Jinsik Yoo creates complex ceramic works built with layered slabs and glazing. Yoo’s work speaks to the ways that visibility and invisibility condition queer life, shifting others’ perceptions at different points in time. Yellow Shoulder (2020) was generated from figurative parts, disassembled and reassembled to create an abstracted three-dimensional form. This multi-step process generates a work suggestive of the figure(s) from which they came but occluding clear or normative figures in its final form. Last Summer No. 5 (2022) reads like ceramic relief on tile, suggesting more of the nude figure than in Yellow Shoulder–bodies glazed like metallic slate are entangled in each other, while fore and background are conflated. This piece celebrates queer desire, derived from an image of people sunbathing on the beach. Yoo’s practice further plays with deconstruction and reconstruction of the form through working from photographs that get turned into paintings, which are then combined to generate sculptural forms in ceramic.
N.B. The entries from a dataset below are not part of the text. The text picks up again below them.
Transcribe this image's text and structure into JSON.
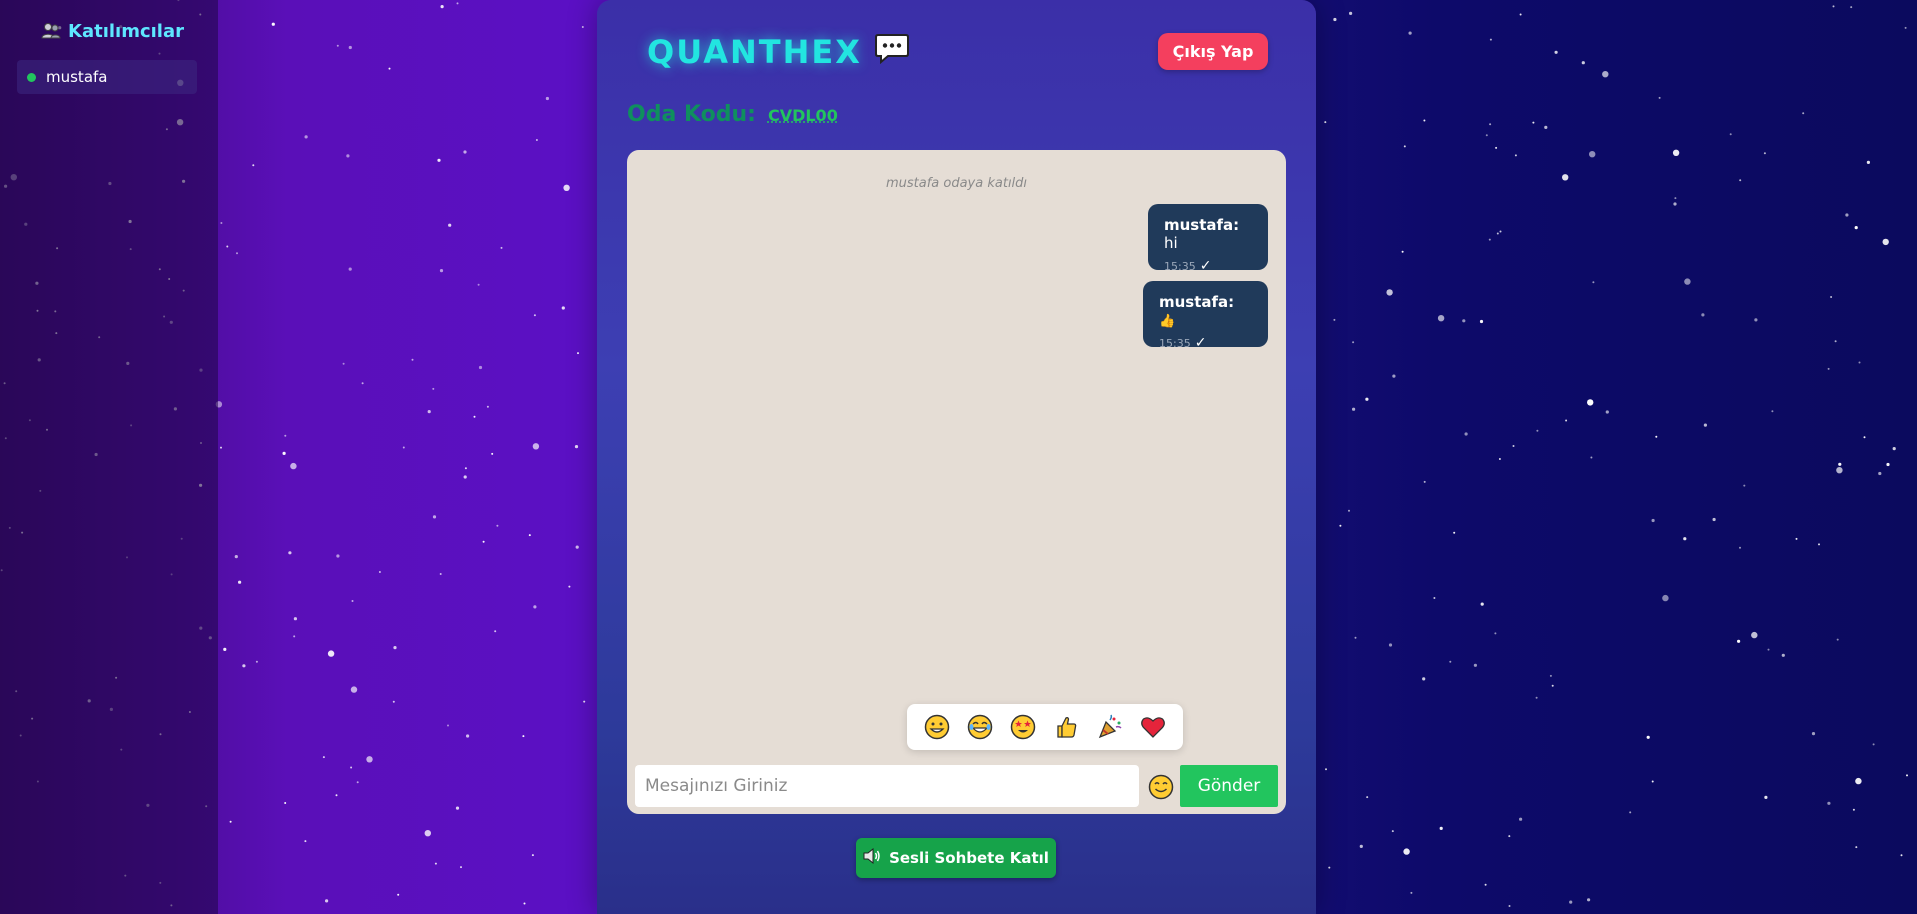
{
  "sidebar": {
    "title": "Katılımcılar",
    "title_icon": "users-icon",
    "participants": [
      {
        "name": "mustafa",
        "status": "online",
        "status_color": "#22c55e"
      }
    ]
  },
  "header": {
    "brand": "QUANTHEX",
    "brand_icon": "chat-bubble-icon",
    "logout_label": "Çıkış Yap"
  },
  "room": {
    "label": "Oda Kodu:",
    "code": "CVDL00"
  },
  "chat": {
    "system_message": "mustafa odaya katıldı",
    "messages": [
      {
        "sender": "mustafa:",
        "text": "hi",
        "time": "15:35",
        "status": "✓"
      },
      {
        "sender": "mustafa:",
        "text": "👍",
        "time": "15:35",
        "status": "✓"
      }
    ]
  },
  "emoji_picker": [
    "😀",
    "😂",
    "🤩",
    "👍",
    "🎉",
    "❤️"
  ],
  "composer": {
    "placeholder": "Mesajınızı Giriniz",
    "emoji_button": "😊",
    "send_label": "Gönder"
  },
  "voice": {
    "label": "Sesli Sohbete Katıl",
    "icon": "speaker-icon"
  },
  "colors": {
    "accent": "#22e5e0",
    "logout": "#f43f5e",
    "send": "#22c55e",
    "bubble": "#203a5a",
    "chat_bg": "#e5ddd5"
  }
}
This process blends strategies of representation and suppression, giving way to artworks that necessitate multiple and simultaneous meaning.
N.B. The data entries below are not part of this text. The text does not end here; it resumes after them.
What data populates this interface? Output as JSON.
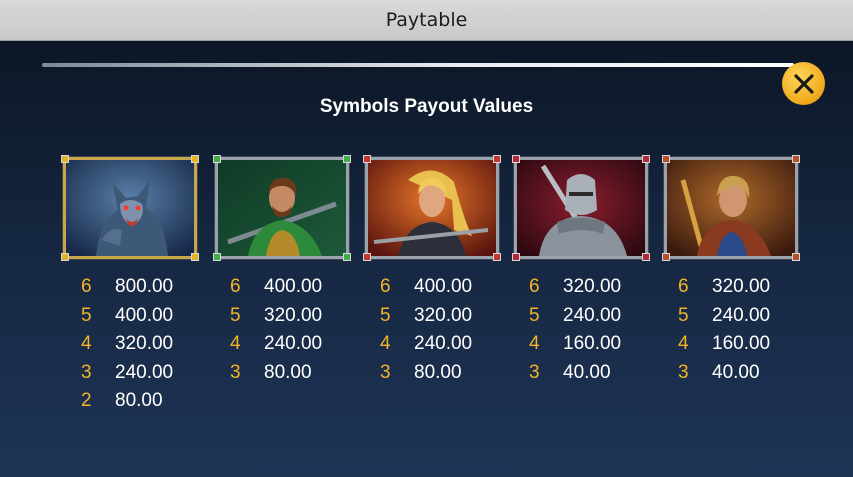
{
  "header": {
    "title": "Paytable"
  },
  "close_icon": "close-icon",
  "page": {
    "heading": "Symbols Payout Values"
  },
  "symbols": [
    {
      "name": "werewolf",
      "accent": "#e3b42a",
      "payouts": [
        {
          "count": "6",
          "value": "800.00"
        },
        {
          "count": "5",
          "value": "400.00"
        },
        {
          "count": "4",
          "value": "320.00"
        },
        {
          "count": "3",
          "value": "240.00"
        },
        {
          "count": "2",
          "value": "80.00"
        }
      ]
    },
    {
      "name": "green-archer",
      "accent": "#3fae45",
      "payouts": [
        {
          "count": "6",
          "value": "400.00"
        },
        {
          "count": "5",
          "value": "320.00"
        },
        {
          "count": "4",
          "value": "240.00"
        },
        {
          "count": "3",
          "value": "80.00"
        }
      ]
    },
    {
      "name": "blonde-warrior",
      "accent": "#c0392b",
      "payouts": [
        {
          "count": "6",
          "value": "400.00"
        },
        {
          "count": "5",
          "value": "320.00"
        },
        {
          "count": "4",
          "value": "240.00"
        },
        {
          "count": "3",
          "value": "80.00"
        }
      ]
    },
    {
      "name": "armored-knight",
      "accent": "#b02a3a",
      "payouts": [
        {
          "count": "6",
          "value": "320.00"
        },
        {
          "count": "5",
          "value": "240.00"
        },
        {
          "count": "4",
          "value": "160.00"
        },
        {
          "count": "3",
          "value": "40.00"
        }
      ]
    },
    {
      "name": "old-warrior",
      "accent": "#b5502a",
      "payouts": [
        {
          "count": "6",
          "value": "320.00"
        },
        {
          "count": "5",
          "value": "240.00"
        },
        {
          "count": "4",
          "value": "160.00"
        },
        {
          "count": "3",
          "value": "40.00"
        }
      ]
    }
  ]
}
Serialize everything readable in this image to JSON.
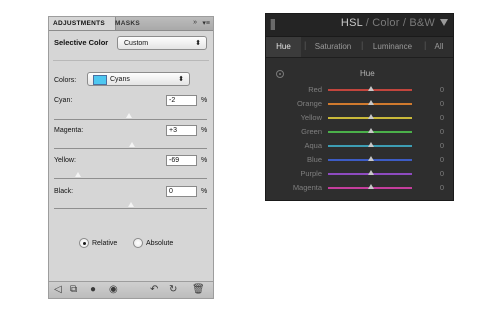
{
  "photoshop": {
    "tabs": {
      "adjustments": "ADJUSTMENTS",
      "masks": "MASKS"
    },
    "tab_controls": {
      "expand": "»",
      "menu": "▾≡"
    },
    "title": "Selective Color",
    "preset": "Custom",
    "colors_label": "Colors:",
    "colors_value": "Cyans",
    "swatch_color": "#4dc7f0",
    "sliders": [
      {
        "label": "Cyan:",
        "value": "-2",
        "unit": "%",
        "fraction": 0.49
      },
      {
        "label": "Magenta:",
        "value": "+3",
        "unit": "%",
        "fraction": 0.51
      },
      {
        "label": "Yellow:",
        "value": "-69",
        "unit": "%",
        "fraction": 0.16
      },
      {
        "label": "Black:",
        "value": "0",
        "unit": "%",
        "fraction": 0.5
      }
    ],
    "method": {
      "relative": "Relative",
      "absolute": "Absolute",
      "selected": "relative"
    },
    "bottom_icons": [
      "back-icon",
      "clip-icon",
      "visibility-icon",
      "eye-icon",
      "previous-state-icon",
      "reset-icon",
      "trash-icon"
    ]
  },
  "lightroom": {
    "title_main": "HSL",
    "title_rest": " / Color / B&W",
    "tabs": [
      "Hue",
      "Saturation",
      "Luminance",
      "All"
    ],
    "active_tab": "Hue",
    "section": "Hue",
    "rows": [
      {
        "label": "Red",
        "value": "0",
        "gradient": "#c2453d"
      },
      {
        "label": "Orange",
        "value": "0",
        "gradient": "#d07a2e"
      },
      {
        "label": "Yellow",
        "value": "0",
        "gradient": "#c9b93a"
      },
      {
        "label": "Green",
        "value": "0",
        "gradient": "#4bb04a"
      },
      {
        "label": "Aqua",
        "value": "0",
        "gradient": "#3d9db3"
      },
      {
        "label": "Blue",
        "value": "0",
        "gradient": "#3d5cc4"
      },
      {
        "label": "Purple",
        "value": "0",
        "gradient": "#8e4bc0"
      },
      {
        "label": "Magenta",
        "value": "0",
        "gradient": "#c43e9c"
      }
    ]
  }
}
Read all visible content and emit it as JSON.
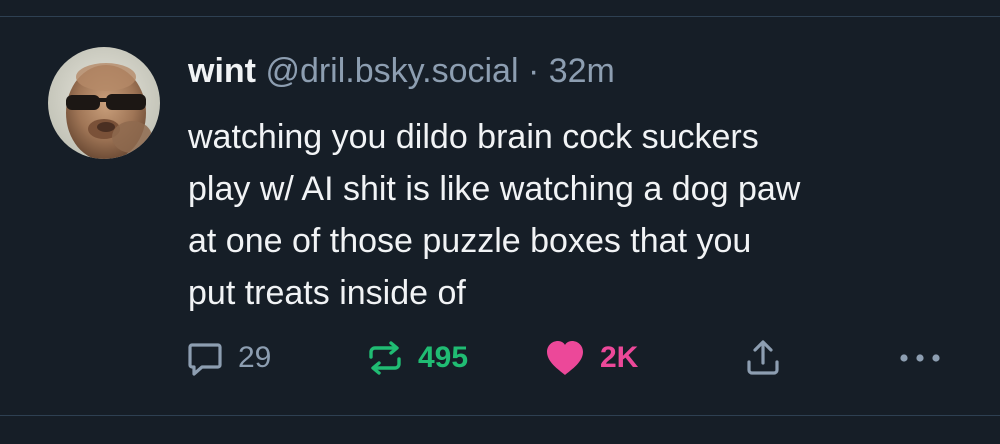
{
  "post": {
    "author": {
      "display_name": "wint",
      "handle": "@dril.bsky.social"
    },
    "separator": "·",
    "timestamp": "32m",
    "text": "watching you dildo brain cock suckers\nplay w/ AI shit is like watching a dog paw\nat one of those puzzle boxes that you\nput treats inside of",
    "stats": {
      "replies": "29",
      "reposts": "495",
      "likes": "2K"
    },
    "state": {
      "reposted": true,
      "liked": true
    }
  },
  "icons": {
    "reply": "speech-bubble-icon",
    "repost": "repost-arrows-icon",
    "like": "heart-icon",
    "share": "share-icon",
    "more": "more-dots-icon"
  },
  "colors": {
    "background": "#161e27",
    "divider": "#2e4052",
    "text_primary": "#f1f3f5",
    "text_secondary": "#8d9eb1",
    "repost_active": "#20bc73",
    "like_active": "#ec4899"
  }
}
Paul Anagnostopoulos’s paintings fragment temporalities through reappropriation of classical Greco-Roman form (a queer tendency with a long history), with a twist of ‘90s computer graphics and contemporary queer romance. Nothing Will Keep Us Together (2020) blends a scene of domestic intimacy while the question of loss hangs in the air. Two outlined figures embrace–are they kissing or crying, tender or pained? Both, perhaps. A rose burning blue grows inside the right figure’s posterior–a literal thorn in their side. A pedestal rendered in gradient emerges in the foreground with another rose atop it, standing inside a cracked vase with nude, battling figures. The classical form breaks against the surreal landscape–checkered floor fading into mountaintops. I Swear I Loved You (2020) includes two bust figures, the left face rendered as flesh with depth, while the right is a simpler red outline. The two float together encased in heart-shaped thorns set against a flat blue background, suggestive of a shoulder tattoo. This work, as the artist notes, “serves as a memorial to an earlier, lost queer generation.” Both faces with short hair and mustaches evoke the “clone” look of gay men commonly envisioned in the 70s, invoking the memory of those lost to the ongoing AIDS epidemic.